* [EXERCISE GOAL]
Should an entry contain an image, leave the image out and repeat the entry's text exactly.

[Source records]

^^^^^^^^^^^^^^^^

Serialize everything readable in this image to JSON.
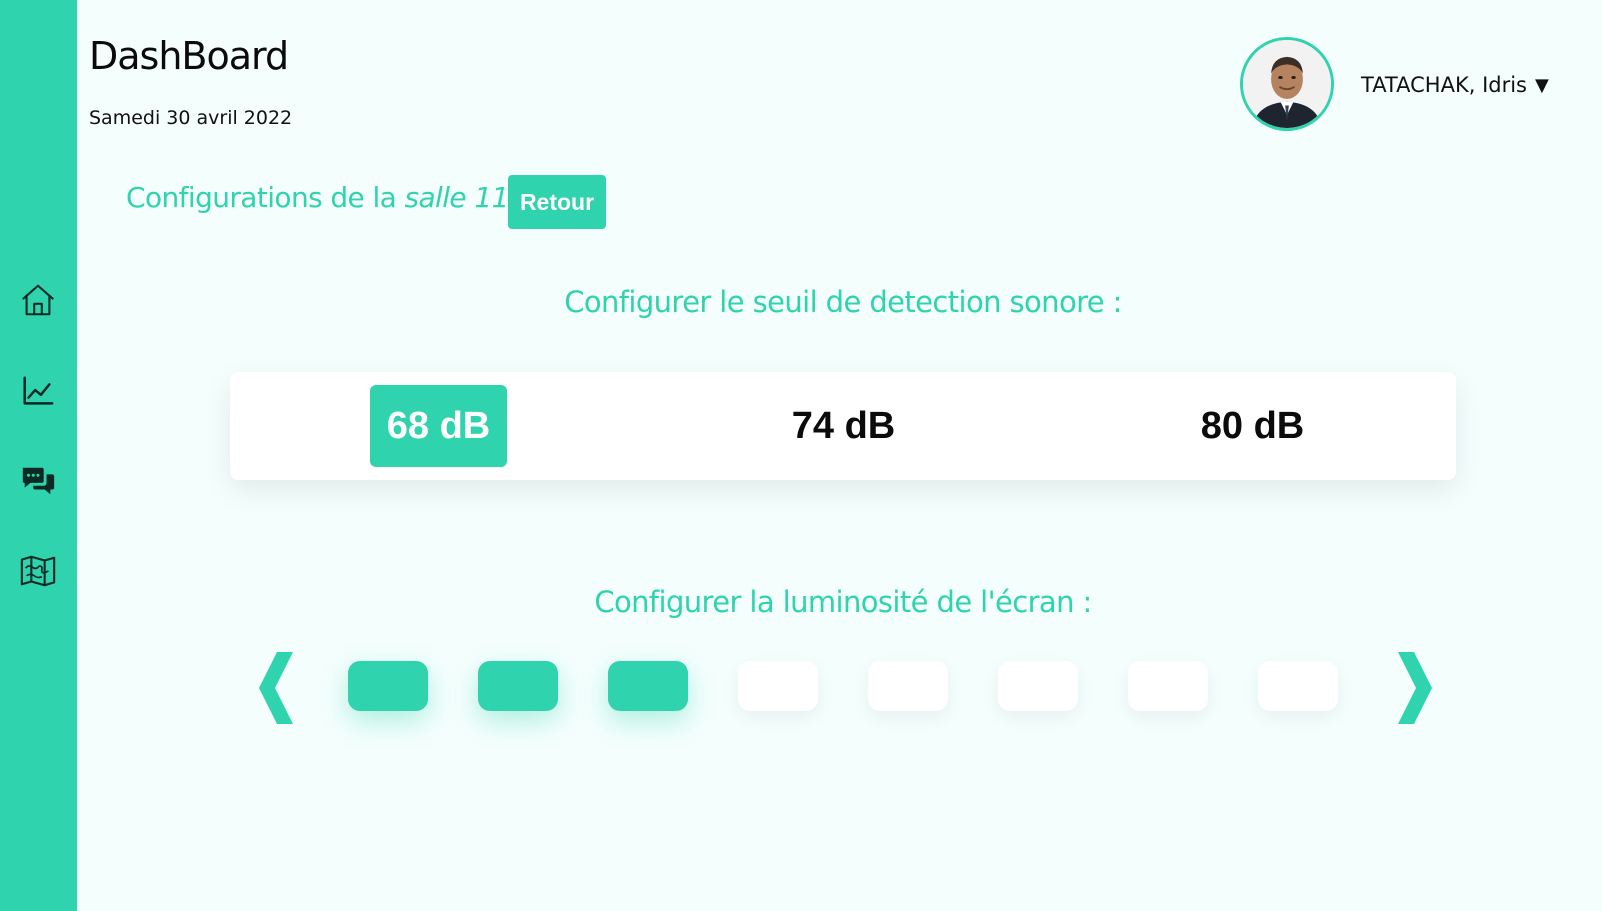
{
  "header": {
    "title": "DashBoard",
    "date": "Samedi 30 avril 2022",
    "user_name": "TATACHAK, Idris",
    "caret": "▼",
    "avatar_icon": "user-avatar"
  },
  "sidebar": {
    "items": [
      {
        "icon": "home-icon"
      },
      {
        "icon": "chart-line-icon"
      },
      {
        "icon": "chat-bubbles-icon"
      },
      {
        "icon": "map-icon"
      }
    ]
  },
  "config": {
    "heading_prefix": "Configurations de la ",
    "room": "salle 11",
    "heading_suffix": " :",
    "back_label": "Retour"
  },
  "sound": {
    "title": "Configurer le seuil de detection sonore :",
    "options": [
      "68 dB",
      "74 dB",
      "80 dB"
    ],
    "selected": "68 dB"
  },
  "brightness": {
    "title": "Configurer la luminosité de l'écran :",
    "prev_label": "❮",
    "next_label": "❯",
    "level": 3,
    "max_level": 8
  },
  "colors": {
    "accent": "#2fd3ae",
    "background": "#f4fefd",
    "panel": "#ffffff",
    "text": "#0b0b0b"
  }
}
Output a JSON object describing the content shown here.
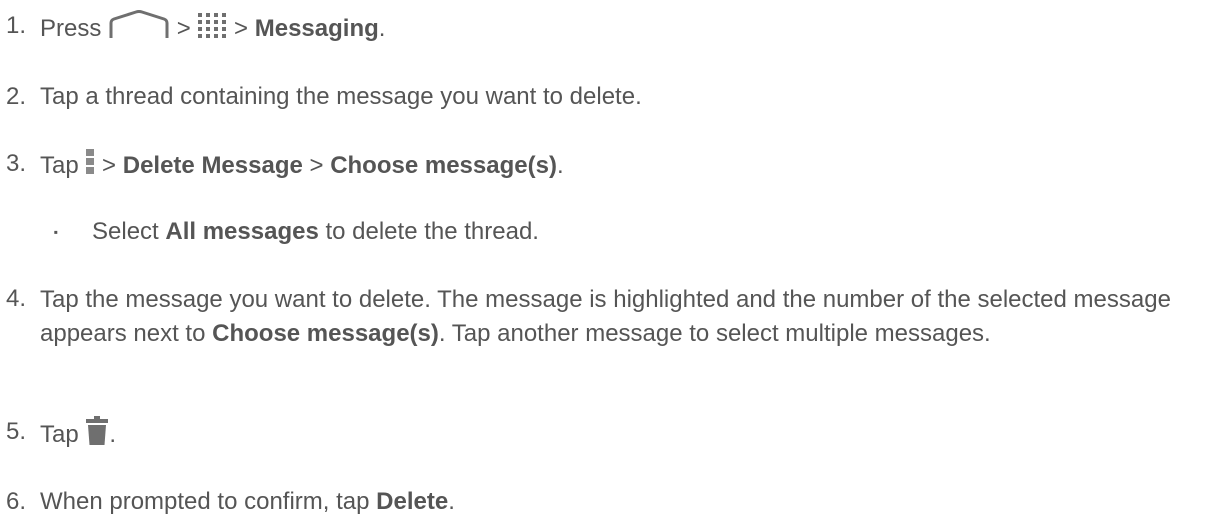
{
  "steps": [
    {
      "num": "1.",
      "t1": "Press ",
      "sep1": " > ",
      "sep2": " > ",
      "b1": "Messaging",
      "t_end": ".",
      "icon_home": "home-icon",
      "icon_apps": "apps-grid-icon"
    },
    {
      "num": "2.",
      "text": "Tap a thread containing the message you want to delete."
    },
    {
      "num": "3.",
      "t1": "Tap ",
      "sep1": " > ",
      "b1": "Delete Message",
      "sep2": " > ",
      "b2": "Choose message(s)",
      "t_end": ".",
      "icon_menu": "menu-icon"
    },
    {
      "num": "4.",
      "t1": "Tap the message you want to delete. The message is highlighted and the number of the selected message appears next to ",
      "b1": "Choose message(s)",
      "t2": ". Tap another message to select multiple messages."
    },
    {
      "num": "5.",
      "t1": "Tap ",
      "t_end": ".",
      "icon_trash": "trash-icon"
    },
    {
      "num": "6.",
      "t1": "When prompted to confirm, tap ",
      "b1": "Delete",
      "t_end": "."
    }
  ],
  "sub_bullet": {
    "mark": "▪",
    "t1": "Select ",
    "b1": "All messages",
    "t2": " to delete the thread."
  },
  "colors": {
    "text": "#555555",
    "icon": "#6f6f6f"
  }
}
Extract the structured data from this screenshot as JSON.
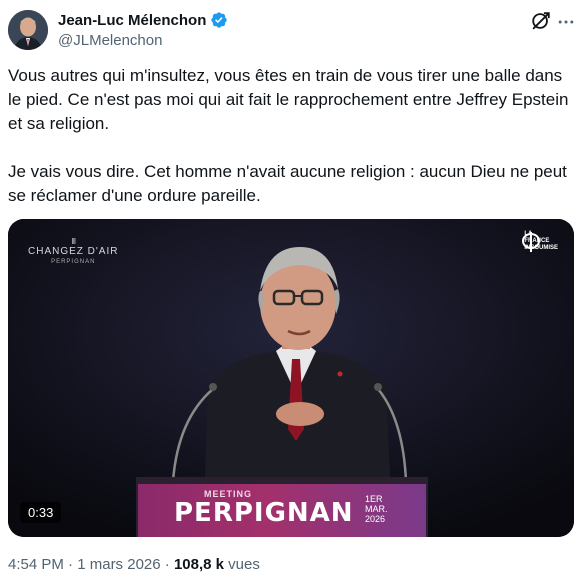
{
  "author": {
    "display_name": "Jean-Luc Mélenchon",
    "handle": "@JLMelenchon",
    "verified": true,
    "verified_color": "#1d9bf0"
  },
  "icons": {
    "grok": "grok-icon",
    "more": "more-icon",
    "verified": "verified-badge-icon"
  },
  "tweet": {
    "paragraph_1": "Vous autres qui m'insultez, vous êtes en train de vous tirer une balle dans le pied. Ce n'est pas moi qui ait fait le rapprochement entre Jeffrey Epstein et sa religion.",
    "paragraph_2": "Je vais vous dire. Cet homme n'avait aucune religion : aucun Dieu ne peut se réclamer d'une ordure pareille."
  },
  "media": {
    "duration": "0:33",
    "event_logo_line1": "CHANGEZ D'AIR",
    "event_logo_line2": "PERPIGNAN",
    "party_logo_text_1": "LA",
    "party_logo_text_2": "FRANCE",
    "party_logo_text_3": "INSOUMISE",
    "banner_top": "MEETING",
    "banner_city": "PERPIGNAN",
    "banner_date_1": "1ER",
    "banner_date_2": "MAR.",
    "banner_date_3": "2026"
  },
  "meta": {
    "time": "4:54 PM",
    "separator": " · ",
    "date": "1 mars 2026",
    "views_count": "108,8 k",
    "views_label": " vues"
  }
}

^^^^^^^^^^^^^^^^

* [RESPONSE BELOW]
Serialize everything readable in this image to JSON.
{
  "header": {
    "title": "DashBoard",
    "date": "Samedi 30 avril 2022",
    "user_name": "TATACHAK, Idris",
    "caret": "▼",
    "avatar_icon": "user-avatar"
  },
  "sidebar": {
    "items": [
      {
        "icon": "home-icon"
      },
      {
        "icon": "chart-line-icon"
      },
      {
        "icon": "chat-bubbles-icon"
      },
      {
        "icon": "map-icon"
      }
    ]
  },
  "config": {
    "heading_prefix": "Configurations de la ",
    "room": "salle 11",
    "heading_suffix": " :",
    "back_label": "Retour"
  },
  "sound": {
    "title": "Configurer le seuil de detection sonore :",
    "options": [
      "68 dB",
      "74 dB",
      "80 dB"
    ],
    "selected": "68 dB"
  },
  "brightness": {
    "title": "Configurer la luminosité de l'écran :",
    "prev_label": "❮",
    "next_label": "❯",
    "level": 3,
    "max_level": 8
  },
  "colors": {
    "accent": "#2fd3ae",
    "background": "#f4fefd",
    "panel": "#ffffff",
    "text": "#0b0b0b"
  }
}
Output a JSON object describing the content shown here.
{
  "steps": [
    {
      "num": "1.",
      "t1": "Press ",
      "sep1": " > ",
      "sep2": " > ",
      "b1": "Messaging",
      "t_end": ".",
      "icon_home": "home-icon",
      "icon_apps": "apps-grid-icon"
    },
    {
      "num": "2.",
      "text": "Tap a thread containing the message you want to delete."
    },
    {
      "num": "3.",
      "t1": "Tap ",
      "sep1": " > ",
      "b1": "Delete Message",
      "sep2": " > ",
      "b2": "Choose message(s)",
      "t_end": ".",
      "icon_menu": "menu-icon"
    },
    {
      "num": "4.",
      "t1": "Tap the message you want to delete. The message is highlighted and the number of the selected message appears next to ",
      "b1": "Choose message(s)",
      "t2": ". Tap another message to select multiple messages."
    },
    {
      "num": "5.",
      "t1": "Tap ",
      "t_end": ".",
      "icon_trash": "trash-icon"
    },
    {
      "num": "6.",
      "t1": "When prompted to confirm, tap ",
      "b1": "Delete",
      "t_end": "."
    }
  ],
  "sub_bullet": {
    "mark": "▪",
    "t1": "Select ",
    "b1": "All messages",
    "t2": " to delete the thread."
  },
  "colors": {
    "text": "#555555",
    "icon": "#6f6f6f"
  }
}
Extract the structured data from this screenshot as JSON.
{
  "author": {
    "display_name": "Jean-Luc Mélenchon",
    "handle": "@JLMelenchon",
    "verified": true,
    "verified_color": "#1d9bf0"
  },
  "icons": {
    "grok": "grok-icon",
    "more": "more-icon",
    "verified": "verified-badge-icon"
  },
  "tweet": {
    "paragraph_1": "Vous autres qui m'insultez, vous êtes en train de vous tirer une balle dans le pied. Ce n'est pas moi qui ait fait le rapprochement entre Jeffrey Epstein et sa religion.",
    "paragraph_2": "Je vais vous dire. Cet homme n'avait aucune religion : aucun Dieu ne peut se réclamer d'une ordure pareille."
  },
  "media": {
    "duration": "0:33",
    "event_logo_line1": "CHANGEZ D'AIR",
    "event_logo_line2": "PERPIGNAN",
    "party_logo_text_1": "LA",
    "party_logo_text_2": "FRANCE",
    "party_logo_text_3": "INSOUMISE",
    "banner_top": "MEETING",
    "banner_city": "PERPIGNAN",
    "banner_date_1": "1ER",
    "banner_date_2": "MAR.",
    "banner_date_3": "2026"
  },
  "meta": {
    "time": "4:54 PM",
    "separator": " · ",
    "date": "1 mars 2026",
    "views_count": "108,8 k",
    "views_label": " vues"
  }
}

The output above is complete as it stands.